Work task: In the following listing, find the lines containing "Désignation" and report them.

+++ Record excerpts +++

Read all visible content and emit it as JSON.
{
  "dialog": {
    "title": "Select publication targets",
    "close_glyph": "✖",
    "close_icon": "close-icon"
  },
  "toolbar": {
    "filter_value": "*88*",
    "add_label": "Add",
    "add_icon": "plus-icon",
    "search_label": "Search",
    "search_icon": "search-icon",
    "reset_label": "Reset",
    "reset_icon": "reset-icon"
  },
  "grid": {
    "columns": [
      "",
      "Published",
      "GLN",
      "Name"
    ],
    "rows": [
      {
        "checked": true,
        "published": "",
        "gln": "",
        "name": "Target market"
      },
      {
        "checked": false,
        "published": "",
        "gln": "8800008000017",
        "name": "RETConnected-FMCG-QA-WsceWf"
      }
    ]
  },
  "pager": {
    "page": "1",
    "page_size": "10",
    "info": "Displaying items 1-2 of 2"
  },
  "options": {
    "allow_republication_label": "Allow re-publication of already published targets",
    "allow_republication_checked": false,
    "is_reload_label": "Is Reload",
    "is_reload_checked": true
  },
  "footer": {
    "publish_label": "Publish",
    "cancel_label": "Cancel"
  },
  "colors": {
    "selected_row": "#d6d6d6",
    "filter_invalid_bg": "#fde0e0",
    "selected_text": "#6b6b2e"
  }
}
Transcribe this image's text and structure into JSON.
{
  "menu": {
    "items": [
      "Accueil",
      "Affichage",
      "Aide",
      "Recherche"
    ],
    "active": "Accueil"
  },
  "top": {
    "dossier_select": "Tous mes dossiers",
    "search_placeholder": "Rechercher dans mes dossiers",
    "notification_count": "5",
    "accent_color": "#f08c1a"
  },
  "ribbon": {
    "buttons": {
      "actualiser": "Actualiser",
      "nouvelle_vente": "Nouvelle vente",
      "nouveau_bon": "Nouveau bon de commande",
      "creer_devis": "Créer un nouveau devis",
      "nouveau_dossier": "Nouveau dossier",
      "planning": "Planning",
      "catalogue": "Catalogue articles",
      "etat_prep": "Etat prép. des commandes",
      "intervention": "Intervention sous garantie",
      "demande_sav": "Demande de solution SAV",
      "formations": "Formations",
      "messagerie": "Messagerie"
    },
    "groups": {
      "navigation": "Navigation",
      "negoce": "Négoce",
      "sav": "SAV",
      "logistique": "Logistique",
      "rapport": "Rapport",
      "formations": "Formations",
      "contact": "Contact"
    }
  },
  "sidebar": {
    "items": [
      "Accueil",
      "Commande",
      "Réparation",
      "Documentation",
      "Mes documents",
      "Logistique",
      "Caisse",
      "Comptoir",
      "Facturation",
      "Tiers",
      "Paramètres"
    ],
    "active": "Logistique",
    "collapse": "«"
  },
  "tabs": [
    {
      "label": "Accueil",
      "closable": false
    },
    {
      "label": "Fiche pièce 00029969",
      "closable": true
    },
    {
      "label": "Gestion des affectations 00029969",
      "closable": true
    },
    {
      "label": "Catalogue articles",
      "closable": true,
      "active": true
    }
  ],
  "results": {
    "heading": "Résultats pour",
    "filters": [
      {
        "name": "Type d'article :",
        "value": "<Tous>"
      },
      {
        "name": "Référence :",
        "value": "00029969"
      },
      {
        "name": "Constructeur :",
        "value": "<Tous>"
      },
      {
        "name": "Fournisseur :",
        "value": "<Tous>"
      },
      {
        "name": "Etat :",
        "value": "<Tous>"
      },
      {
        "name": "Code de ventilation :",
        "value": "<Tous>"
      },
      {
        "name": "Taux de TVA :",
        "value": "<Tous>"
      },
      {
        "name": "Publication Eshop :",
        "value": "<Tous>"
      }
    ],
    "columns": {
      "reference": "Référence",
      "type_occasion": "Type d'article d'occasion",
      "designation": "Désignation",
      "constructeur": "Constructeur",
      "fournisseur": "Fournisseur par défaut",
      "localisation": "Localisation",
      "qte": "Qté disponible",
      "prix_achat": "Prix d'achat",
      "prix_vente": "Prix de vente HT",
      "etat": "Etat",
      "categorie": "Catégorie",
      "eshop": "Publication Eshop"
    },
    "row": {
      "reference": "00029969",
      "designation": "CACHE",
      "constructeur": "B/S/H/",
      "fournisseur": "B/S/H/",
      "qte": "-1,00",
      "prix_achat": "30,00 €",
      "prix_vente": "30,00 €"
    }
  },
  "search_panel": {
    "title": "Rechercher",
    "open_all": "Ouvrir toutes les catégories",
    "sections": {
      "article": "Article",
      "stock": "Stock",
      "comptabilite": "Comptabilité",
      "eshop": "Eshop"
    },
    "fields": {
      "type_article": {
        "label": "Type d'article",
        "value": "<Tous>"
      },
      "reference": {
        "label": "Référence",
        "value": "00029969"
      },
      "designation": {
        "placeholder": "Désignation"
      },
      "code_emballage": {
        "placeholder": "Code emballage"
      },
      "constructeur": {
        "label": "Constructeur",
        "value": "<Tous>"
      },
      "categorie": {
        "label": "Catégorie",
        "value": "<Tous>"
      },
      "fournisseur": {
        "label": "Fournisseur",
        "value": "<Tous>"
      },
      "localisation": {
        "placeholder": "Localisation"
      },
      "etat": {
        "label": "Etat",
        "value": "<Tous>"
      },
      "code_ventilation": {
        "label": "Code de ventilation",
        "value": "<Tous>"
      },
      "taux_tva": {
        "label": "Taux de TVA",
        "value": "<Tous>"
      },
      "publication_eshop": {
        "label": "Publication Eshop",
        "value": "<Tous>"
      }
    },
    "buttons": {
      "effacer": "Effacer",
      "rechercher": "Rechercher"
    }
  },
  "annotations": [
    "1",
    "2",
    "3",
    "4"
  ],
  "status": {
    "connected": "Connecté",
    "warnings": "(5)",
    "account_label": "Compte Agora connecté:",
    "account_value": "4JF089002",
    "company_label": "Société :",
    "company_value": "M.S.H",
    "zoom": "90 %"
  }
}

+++

Task solution:
      "designation": "Désignation",
        "placeholder": "Désignation"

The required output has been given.